Notifying Event Participants
Users attending SXSW festival sessions also received welcome messages. While event organizers restricted their communications to welcome and thank-you messages so they didn’t annoy participants, beacons are useful for sending participants start-time reminders, event updates and special offers from vendors.
Promoting Event Participation
SXSW’s welcome messages included invitations to participants to join in-app discussions. This shows how beacons can be used to promote attendee participation in events. With standard beacon technology, participation is dependent on the beacon owner’s Wi-Fi network or the user’s data network; however, with newer Bluetooth 4.1 technology installed on devices such as the Samsung Galaxy S6 Edge, event organizers can set up mesh beacons that connect the beacon networks to the cloud. This vastly expands the range of participatory possibilities. For example, participants can now interact with event organizers and each other through apps that use the cloud, including Twitter, Facebook and YouTube.
Building Brand Engagement
By promoting event participation, beacon apps can build brand awareness and engagement. Apple used SXSW for brand engagement by providing the iBeacon app and by sponsoring the event as its official mobile app. Sponsoring an event beacon app or using a beacon to alert event participants to an app at your brand’s booth are both ways that brands can use beacons for mobile event marketing.
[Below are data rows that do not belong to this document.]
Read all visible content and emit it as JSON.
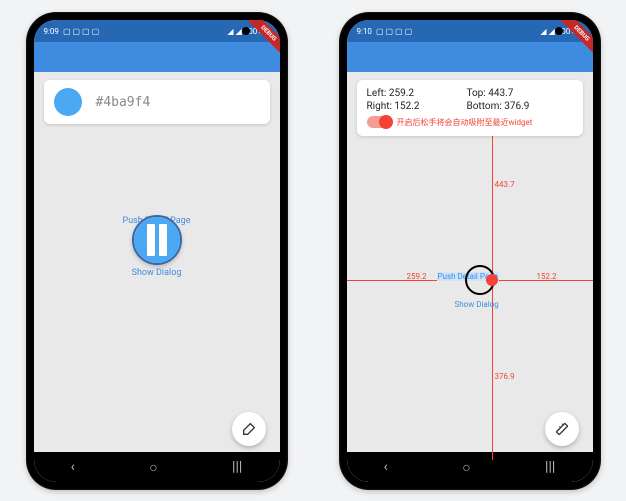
{
  "status": {
    "time_left": "9:09",
    "time_right": "9:10",
    "battery": "100%",
    "icons": "▢ ▢ ▢ ▢"
  },
  "debug_label": "DEBUG",
  "left_phone": {
    "hex": "#4ba9f4",
    "push_text": "Push Detail Page",
    "show_dialog": "Show Dialog"
  },
  "right_phone": {
    "left_label": "Left:",
    "left_val": "259.2",
    "top_label": "Top:",
    "top_val": "443.7",
    "right_label": "Right:",
    "right_val": "152.2",
    "bottom_label": "Bottom:",
    "bottom_val": "376.9",
    "toggle_text": "开启后松手将会自动吸附至最近widget",
    "push_text": "Push Detail Page",
    "show_dialog": "Show Dialog",
    "measure_top": "443.7",
    "measure_left": "259.2",
    "measure_right": "152.2",
    "measure_bottom": "376.9"
  }
}
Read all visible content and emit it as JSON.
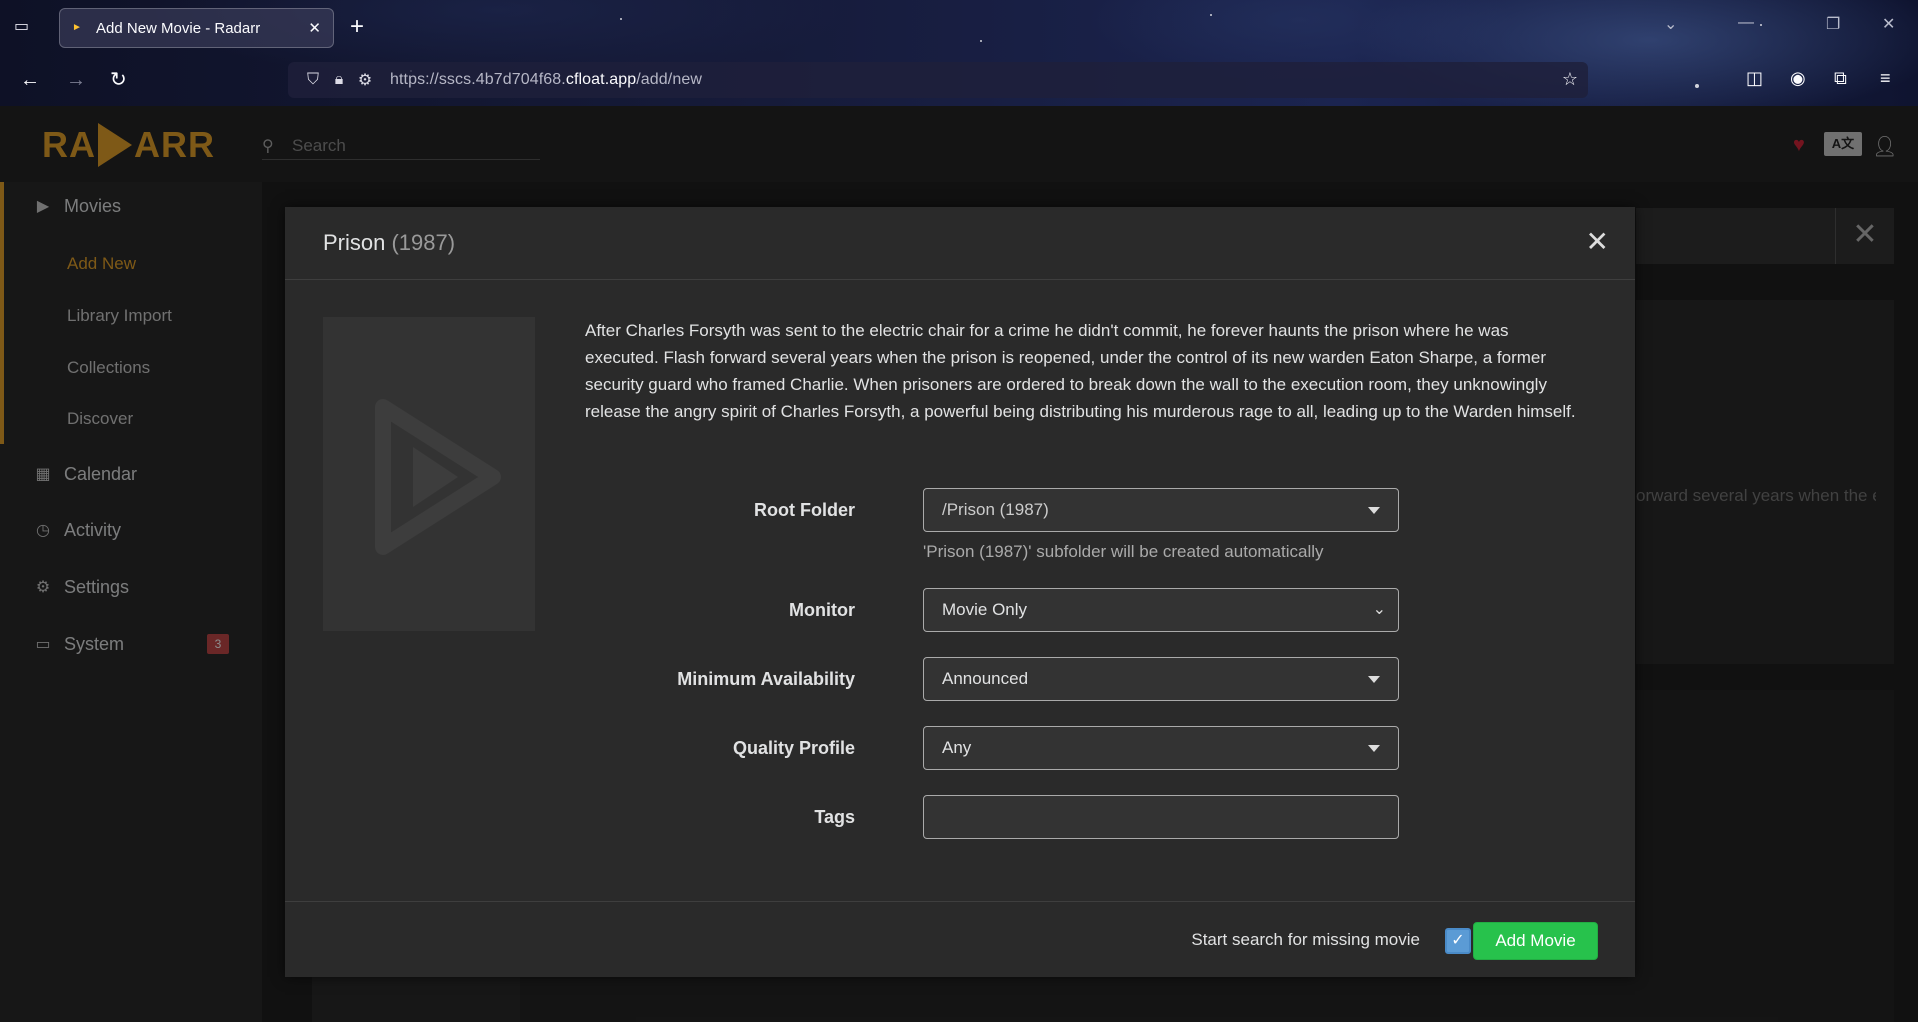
{
  "browser": {
    "tab_title": "Add New Movie - Radarr",
    "url_prefix": "https://sscs.4b7d704f68.",
    "url_host": "cfloat.app",
    "url_path": "/add/new"
  },
  "app": {
    "logo_left": "RA",
    "logo_right": "ARR",
    "search_placeholder": "Search",
    "lang_badge": "A文"
  },
  "sidebar": {
    "movies": "Movies",
    "sub_items": [
      "Add New",
      "Library Import",
      "Collections",
      "Discover"
    ],
    "calendar": "Calendar",
    "activity": "Activity",
    "settings": "Settings",
    "system": "System",
    "system_badge": "3"
  },
  "background": {
    "overview_fragment": "orward several years when the ed to break down the wall to ing up to the Warden himself."
  },
  "modal": {
    "title": "Prison",
    "year": "(1987)",
    "overview": "After Charles Forsyth was sent to the electric chair for a crime he didn't commit, he forever haunts the prison where he was executed. Flash forward several years when the prison is reopened, under the control of its new warden Eaton Sharpe, a former security guard who framed Charlie. When prisoners are ordered to break down the wall to the execution room, they unknowingly release the angry spirit of Charles Forsyth, a powerful being distributing his murderous rage to all, leading up to the Warden himself.",
    "form": {
      "root_folder_label": "Root Folder",
      "root_folder_value": "/Prison (1987)",
      "root_folder_help": "'Prison (1987)' subfolder will be created automatically",
      "monitor_label": "Monitor",
      "monitor_value": "Movie Only",
      "min_availability_label": "Minimum Availability",
      "min_availability_value": "Announced",
      "quality_profile_label": "Quality Profile",
      "quality_profile_value": "Any",
      "tags_label": "Tags",
      "tags_value": ""
    },
    "footer": {
      "search_label": "Start search for missing movie",
      "search_checked": true,
      "add_button": "Add Movie"
    }
  },
  "colors": {
    "accent": "#e6a22a",
    "success": "#27c24c",
    "checkbox": "#5b9bd5",
    "badge": "#c14747"
  }
}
Beacons also make it easier for event participants to network with each other. Information from beacon networks show event participants who else is present at an event and what their social media contact information is. Beacon-based information can even provide a real-time video or map of other participants’ current locations. Eventbase co-founder Jeff Sinclair suggests combining beacon apps with LinkedIn integration for optimized networking support.